7 - 11 July 1996
The labour provisions that had nearly brought down the Constitutional Assembly (CA) negotiations once again came under fire, this time in the court setting. Advocate Malcolm Wallis, for Business South Africa, sensitively dropped the phrase, ‘the right to lockout’ but argued essentially for the same thing – management’s right to exercise economic power in pursuit of collective bargaining. This, he said, was the equivalent to the employees’ right to strike, which had developed over the years into a ‘most formidable weapon, capable of inflicting grievous harm on the employer’. Advocate Martin Brassey, for COSATU, presented a cogent history of black worker disempowerment and emphasised the union’s long-stated objection that this clause would entrench the age-old power of the bosses but now in the name of equal treatment.
Powers to amend the Bill of Rights
The following day, the amending of the Constitution again was an issue. The judges themselves raised concerns about the fact that a two-thirds majority could amend the Bill of Rights. Would this allow the Bill of Rights to be sufficiently protected? This led to further questions about whether the core of the Constitution was safe from amendment and whether the Constitutional Principles would still apply once the Constitution was certified. The latter point was argued by Johannesburg attorney Peter Leon on behalf of the Association of Law Societies which represents most of South Africa’s attorneys. Justice Mokgoro asked whether the intention was not that once the constitutional text had been certified, ‘these values are in it’? Leon replied: “That is correct, but there is nothing to stop the text – and those values – being changed by a two thirds majority.”
Socio-economic rights and separation of powers
The separation between the legislature and the judiciary was highlighted in the discussion on socio-economic rights. For the first time, sections 26 – 29 of the Constitution included socio-economic rights which was unusual in a constitution. The question that arose was whether the Court could constitutionally discipline the legislature for not adopting laws securing these rights or whether this would constitute a transgression of the separation of powers. This led to a lively debate in Court. The Legal Resources Centre argued for the justiciable socioeconomic rights. The Free Market Foundation strongly opposed and argued for the separation of powers. The Judges grappled with the issue – what must the court do if the legislature does not take reasonable steps? ‘If Parliament refuses to follow a court order, there would be a constitutional crisis – the court does not have an army.’

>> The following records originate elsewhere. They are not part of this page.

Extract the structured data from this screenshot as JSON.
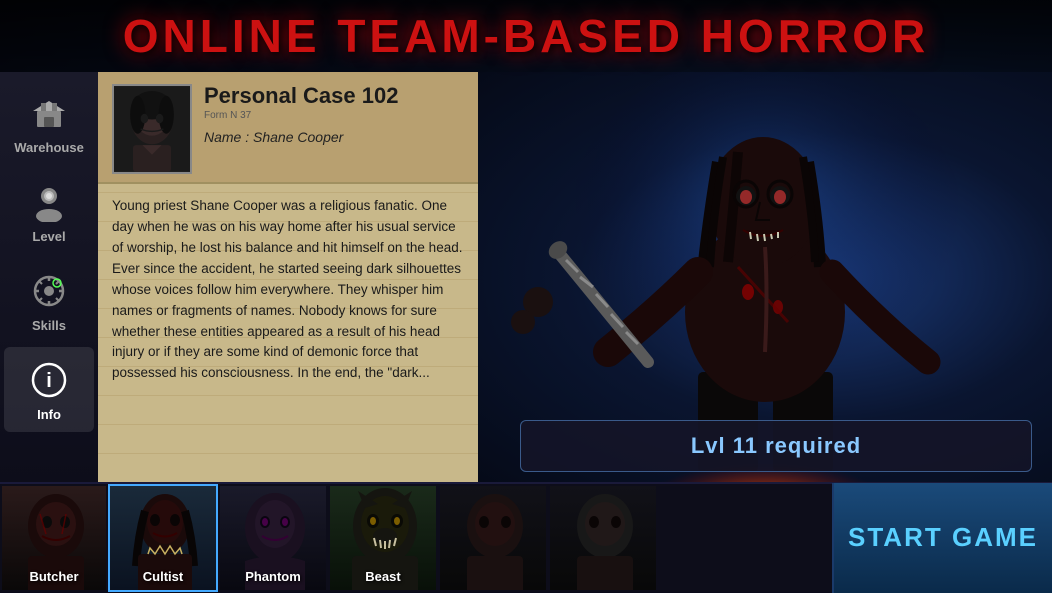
{
  "title": "ONLINE TEAM-BASED HORROR",
  "sidebar": {
    "items": [
      {
        "id": "warehouse",
        "label": "Warehouse",
        "icon": "🎒"
      },
      {
        "id": "level",
        "label": "Level",
        "icon": "👤"
      },
      {
        "id": "skills",
        "label": "Skills",
        "icon": "⚙️"
      },
      {
        "id": "info",
        "label": "Info",
        "icon": "ℹ️",
        "active": true
      }
    ]
  },
  "case": {
    "title": "Personal Case 102",
    "form_num": "Form N 37",
    "name_label": "Name : Shane Cooper",
    "body_text": "Young priest Shane Cooper was a religious fanatic. One day when he was on his way home after his usual service of worship, he lost his balance and hit himself on the head. Ever since the accident, he started seeing dark silhouettes whose voices follow him everywhere. They whisper him names or fragments of names. Nobody knows for sure whether these entities appeared as a result of his head injury or if they are some kind of demonic force that possessed his consciousness. In the end, the \"dark..."
  },
  "level_required": "Lvl 11 required",
  "characters": [
    {
      "id": "butcher",
      "label": "Butcher",
      "active": false
    },
    {
      "id": "cultist",
      "label": "Cultist",
      "active": true
    },
    {
      "id": "phantom",
      "label": "Phantom",
      "active": false
    },
    {
      "id": "beast",
      "label": "Beast",
      "active": false
    },
    {
      "id": "char5",
      "label": "",
      "active": false
    },
    {
      "id": "char6",
      "label": "",
      "active": false
    }
  ],
  "start_button": "START GAME",
  "colors": {
    "accent_blue": "#5ad0ff",
    "title_red": "#cc1111",
    "card_active_border": "#44aaff"
  }
}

The Court may then be dependent on political and public pressure to get Parliament to comply.